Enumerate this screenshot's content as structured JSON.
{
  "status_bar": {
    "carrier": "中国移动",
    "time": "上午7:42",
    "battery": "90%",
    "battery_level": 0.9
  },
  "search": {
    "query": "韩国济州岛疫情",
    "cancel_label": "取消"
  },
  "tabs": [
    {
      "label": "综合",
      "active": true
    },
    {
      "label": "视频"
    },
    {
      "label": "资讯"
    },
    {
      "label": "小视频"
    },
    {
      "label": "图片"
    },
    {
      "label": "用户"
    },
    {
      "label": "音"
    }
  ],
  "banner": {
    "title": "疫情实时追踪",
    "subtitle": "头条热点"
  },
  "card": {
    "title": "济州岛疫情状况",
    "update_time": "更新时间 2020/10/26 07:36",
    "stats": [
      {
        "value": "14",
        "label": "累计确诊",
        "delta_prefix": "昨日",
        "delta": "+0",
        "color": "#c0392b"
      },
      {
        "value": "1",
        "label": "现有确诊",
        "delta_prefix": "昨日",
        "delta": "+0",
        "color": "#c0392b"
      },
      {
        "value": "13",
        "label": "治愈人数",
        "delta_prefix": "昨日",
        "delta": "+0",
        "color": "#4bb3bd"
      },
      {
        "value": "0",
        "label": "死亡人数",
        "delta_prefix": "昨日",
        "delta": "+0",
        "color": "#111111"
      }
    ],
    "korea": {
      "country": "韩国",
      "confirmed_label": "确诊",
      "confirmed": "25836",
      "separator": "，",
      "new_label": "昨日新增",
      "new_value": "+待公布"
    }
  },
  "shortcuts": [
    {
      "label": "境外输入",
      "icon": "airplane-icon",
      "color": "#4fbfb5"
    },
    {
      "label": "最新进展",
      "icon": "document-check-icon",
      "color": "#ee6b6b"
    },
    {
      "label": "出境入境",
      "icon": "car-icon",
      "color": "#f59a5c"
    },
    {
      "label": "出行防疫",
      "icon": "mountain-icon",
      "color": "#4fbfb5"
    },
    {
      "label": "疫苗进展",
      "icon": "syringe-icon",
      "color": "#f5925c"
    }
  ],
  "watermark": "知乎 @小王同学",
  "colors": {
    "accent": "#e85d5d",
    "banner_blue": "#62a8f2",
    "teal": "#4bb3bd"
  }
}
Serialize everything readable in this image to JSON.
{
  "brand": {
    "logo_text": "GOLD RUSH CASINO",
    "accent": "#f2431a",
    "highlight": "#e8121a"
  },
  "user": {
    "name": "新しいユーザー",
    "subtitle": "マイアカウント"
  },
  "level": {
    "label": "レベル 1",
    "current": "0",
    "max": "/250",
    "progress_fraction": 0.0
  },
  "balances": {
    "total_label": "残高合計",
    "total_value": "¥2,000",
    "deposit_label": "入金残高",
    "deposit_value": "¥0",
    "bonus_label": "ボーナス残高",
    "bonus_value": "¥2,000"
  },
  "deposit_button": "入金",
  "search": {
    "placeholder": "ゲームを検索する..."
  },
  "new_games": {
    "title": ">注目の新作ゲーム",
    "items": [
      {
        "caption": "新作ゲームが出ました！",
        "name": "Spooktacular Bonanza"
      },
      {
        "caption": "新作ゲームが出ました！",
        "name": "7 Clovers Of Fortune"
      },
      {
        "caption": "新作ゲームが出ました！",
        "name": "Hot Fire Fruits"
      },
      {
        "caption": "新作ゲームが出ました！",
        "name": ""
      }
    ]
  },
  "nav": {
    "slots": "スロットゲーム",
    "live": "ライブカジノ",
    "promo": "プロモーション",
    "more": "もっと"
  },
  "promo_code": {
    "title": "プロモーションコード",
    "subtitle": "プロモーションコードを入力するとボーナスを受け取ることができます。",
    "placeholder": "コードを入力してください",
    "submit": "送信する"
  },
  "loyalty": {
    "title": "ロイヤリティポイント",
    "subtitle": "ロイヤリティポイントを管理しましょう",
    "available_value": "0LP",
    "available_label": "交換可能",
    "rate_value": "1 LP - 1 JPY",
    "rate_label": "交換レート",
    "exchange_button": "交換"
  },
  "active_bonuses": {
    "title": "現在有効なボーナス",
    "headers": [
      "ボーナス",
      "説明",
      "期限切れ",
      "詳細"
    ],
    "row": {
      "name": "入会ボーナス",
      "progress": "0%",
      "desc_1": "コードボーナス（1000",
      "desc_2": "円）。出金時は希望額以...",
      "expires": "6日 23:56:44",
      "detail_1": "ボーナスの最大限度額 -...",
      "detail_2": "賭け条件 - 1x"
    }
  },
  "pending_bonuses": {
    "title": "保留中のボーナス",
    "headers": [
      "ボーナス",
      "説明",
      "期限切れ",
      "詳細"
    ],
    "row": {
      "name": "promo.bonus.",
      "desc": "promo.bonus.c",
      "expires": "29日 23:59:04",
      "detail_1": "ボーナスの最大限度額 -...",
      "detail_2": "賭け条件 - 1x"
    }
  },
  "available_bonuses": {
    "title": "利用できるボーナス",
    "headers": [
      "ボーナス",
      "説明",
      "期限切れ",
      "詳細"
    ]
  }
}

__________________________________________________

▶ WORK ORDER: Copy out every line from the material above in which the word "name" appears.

▶ EXERCISE RESULT:
    "name": "新しいユーザー",
        "name": "Spooktacular Bonanza"
        "name": "7 Clovers Of Fortune"
        "name": "Hot Fire Fruits"
        "name": ""
      "name": "入会ボーナス",
      "name": "promo.bonus.",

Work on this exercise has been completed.